Hennepin County District Court File No. 27-CR-11-5352
Lori Swanson, Attorney General, St. Paul, Minnesota; and Michael O. Freeman, Hennepin County Attorney, Michael Richardson, Assistant County Attorney, Minneapolis, Minnesota (for respondent)
Bradford Colbert, Legal Assistance to MN Prisoners, St. Paul, Minnesota (for appellant)
Considered and decided by Kalitowski, Presiding Judge; Johnson, Chief Judge; and Hooten, Judge.
JOHNSON, Chief Judge
A Hennepin County jury found Joseph Duane Gustafson, Jr., guilty of racketeering, terroristic threats, kidnapping, controlled-substance offenses, possession of firearms by a prohibited person, and theft by swindle. Gustafson argues that the evidence is insufficient to sustain his conviction of racketeering and that the district court erred by admitting certain evidence offered by the state. Gustafson also argues that the district court erred at sentencing in determining the severity level of the racketeering offense and his criminal history score. Gustafson makes several additional arguments in a pro se supplemental brief. We affirm Gustafson's conviction but reverse and remand for a redetermination of his criminal history score. Therefore, we affirm in part, reverse in part, and remand for resentencing.
In February 2011, the state charged Gustafson with 13 offenses: racketeering, assault, terroristic threats, kidnapping, three counts of controlled-substance offenses, two counts of possession of a firearm by a prohibited person, and four counts of theft by swindle. The complaint alleged that Gustafson committed these offenses with other members of the "Beat-Down Posse" (BDP), a group of persons allegedly led by Gustafson and his father.
The case was tried for 12 days in March 2012. The jury found Gustafson not guilty of assault but found him guilty of the other 12 charges. The district court sentenced Gustafson to 210 months of imprisonment on the racketeering conviction and imposed concurrent sentences of shorter durations on the remaining 11 offenses. Gustafson appeals.
Gustafson argues that the evidence is insufficient to support his conviction of racketeering. He contends that the state's evidence is insufficient to prove that he participated in a pattern of criminal activity.

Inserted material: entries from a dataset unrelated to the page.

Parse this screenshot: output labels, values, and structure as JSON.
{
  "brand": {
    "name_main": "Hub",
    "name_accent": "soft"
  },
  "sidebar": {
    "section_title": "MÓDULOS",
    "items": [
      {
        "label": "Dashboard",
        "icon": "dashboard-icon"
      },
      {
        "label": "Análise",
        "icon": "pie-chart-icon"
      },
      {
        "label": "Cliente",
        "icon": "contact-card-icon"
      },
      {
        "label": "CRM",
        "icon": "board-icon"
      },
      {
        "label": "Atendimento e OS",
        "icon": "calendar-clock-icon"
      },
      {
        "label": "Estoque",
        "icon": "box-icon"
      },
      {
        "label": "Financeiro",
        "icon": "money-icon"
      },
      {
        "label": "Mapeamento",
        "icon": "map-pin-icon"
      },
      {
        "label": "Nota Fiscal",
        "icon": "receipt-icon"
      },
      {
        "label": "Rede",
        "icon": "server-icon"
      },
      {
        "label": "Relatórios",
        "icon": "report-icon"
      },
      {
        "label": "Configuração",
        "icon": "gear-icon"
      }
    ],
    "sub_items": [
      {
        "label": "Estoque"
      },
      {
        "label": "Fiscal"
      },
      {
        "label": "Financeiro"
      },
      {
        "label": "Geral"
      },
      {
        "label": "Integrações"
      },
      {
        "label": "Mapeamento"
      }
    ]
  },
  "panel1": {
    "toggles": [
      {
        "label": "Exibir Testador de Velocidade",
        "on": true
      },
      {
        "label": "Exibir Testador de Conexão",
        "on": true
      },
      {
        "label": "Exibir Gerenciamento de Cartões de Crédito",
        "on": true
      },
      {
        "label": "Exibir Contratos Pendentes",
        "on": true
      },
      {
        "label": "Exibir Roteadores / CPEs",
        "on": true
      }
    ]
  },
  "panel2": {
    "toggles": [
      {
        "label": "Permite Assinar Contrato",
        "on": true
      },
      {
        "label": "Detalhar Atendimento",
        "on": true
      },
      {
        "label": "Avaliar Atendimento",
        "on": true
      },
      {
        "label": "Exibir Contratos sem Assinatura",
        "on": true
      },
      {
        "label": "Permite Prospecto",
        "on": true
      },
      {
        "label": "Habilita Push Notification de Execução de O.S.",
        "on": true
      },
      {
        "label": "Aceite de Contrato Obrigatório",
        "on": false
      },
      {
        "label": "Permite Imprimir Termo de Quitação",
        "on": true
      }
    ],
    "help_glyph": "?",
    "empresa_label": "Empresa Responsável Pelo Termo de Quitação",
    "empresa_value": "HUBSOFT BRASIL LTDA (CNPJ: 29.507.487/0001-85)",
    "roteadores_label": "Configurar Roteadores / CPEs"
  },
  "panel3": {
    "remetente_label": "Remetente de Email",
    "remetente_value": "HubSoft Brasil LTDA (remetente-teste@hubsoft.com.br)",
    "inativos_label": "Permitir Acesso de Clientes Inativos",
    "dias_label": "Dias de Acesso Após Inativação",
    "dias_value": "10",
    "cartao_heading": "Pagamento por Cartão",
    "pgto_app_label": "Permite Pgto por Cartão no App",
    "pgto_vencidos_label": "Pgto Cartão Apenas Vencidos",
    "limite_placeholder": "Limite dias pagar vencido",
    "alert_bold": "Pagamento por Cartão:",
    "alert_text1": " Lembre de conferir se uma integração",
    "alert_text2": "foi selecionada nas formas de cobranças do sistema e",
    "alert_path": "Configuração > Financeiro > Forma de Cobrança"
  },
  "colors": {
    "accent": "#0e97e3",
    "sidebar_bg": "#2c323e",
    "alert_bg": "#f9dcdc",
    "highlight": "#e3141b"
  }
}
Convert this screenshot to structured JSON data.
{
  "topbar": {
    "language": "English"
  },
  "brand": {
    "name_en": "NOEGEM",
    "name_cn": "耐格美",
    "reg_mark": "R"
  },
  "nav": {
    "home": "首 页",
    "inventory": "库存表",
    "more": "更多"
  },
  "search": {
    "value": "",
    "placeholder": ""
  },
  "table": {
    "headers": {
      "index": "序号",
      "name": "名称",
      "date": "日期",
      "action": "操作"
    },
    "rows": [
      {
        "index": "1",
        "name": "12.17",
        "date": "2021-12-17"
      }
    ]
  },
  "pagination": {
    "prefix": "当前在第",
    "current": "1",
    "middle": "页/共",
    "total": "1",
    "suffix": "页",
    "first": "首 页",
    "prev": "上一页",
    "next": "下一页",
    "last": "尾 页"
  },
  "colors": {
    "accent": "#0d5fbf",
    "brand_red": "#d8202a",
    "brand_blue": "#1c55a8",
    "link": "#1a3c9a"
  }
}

When considering a claim of insufficient evidence, this court conducts "a painstaking analysis of the record to determine whether the evidence, when viewed in the light most favorable to the conviction, " is sufficient to allow the jurors to reach a verdict of guilty. State v. Ortega, 813 N.W.2d 86, 100 (Minn. 2012) (quotation omitted). We must assume that "the jury believed the state's witnesses and disbelieved any evidence to the contrary." State v. Caldwell, 803 N.W.2d 373, 384 (Minn. 2011) (quotation omitted). "[W]e will not disturb the verdict if the jury, acting with due regard for the presumption of innocence and the requirement of proof beyond a reasonable doubt, could reasonably conclude that the defendant was guilty of the charged offense." Ortega, 813 N.W.2d at 100.
A person is guilty of racketeering if the person "is employed by or associated with an enterprise and intentionally conducts or participates in the affairs of the enterprise by participating in a pattern of criminal activity." Minn. Stat. § 609.903, subd. 1(1) (2008). Two key terms in this statute are defined elsewhere in chapter 609. First, an "enterprise" is defined to mean "a sole proprietorship, partnership, corporation, trust, or other legal entity, or a union, governmental entity, association, or group of persons, associated in fact although not a legal entity, and includes illicit as well as legitimate enterprises." Minn. Stat. ...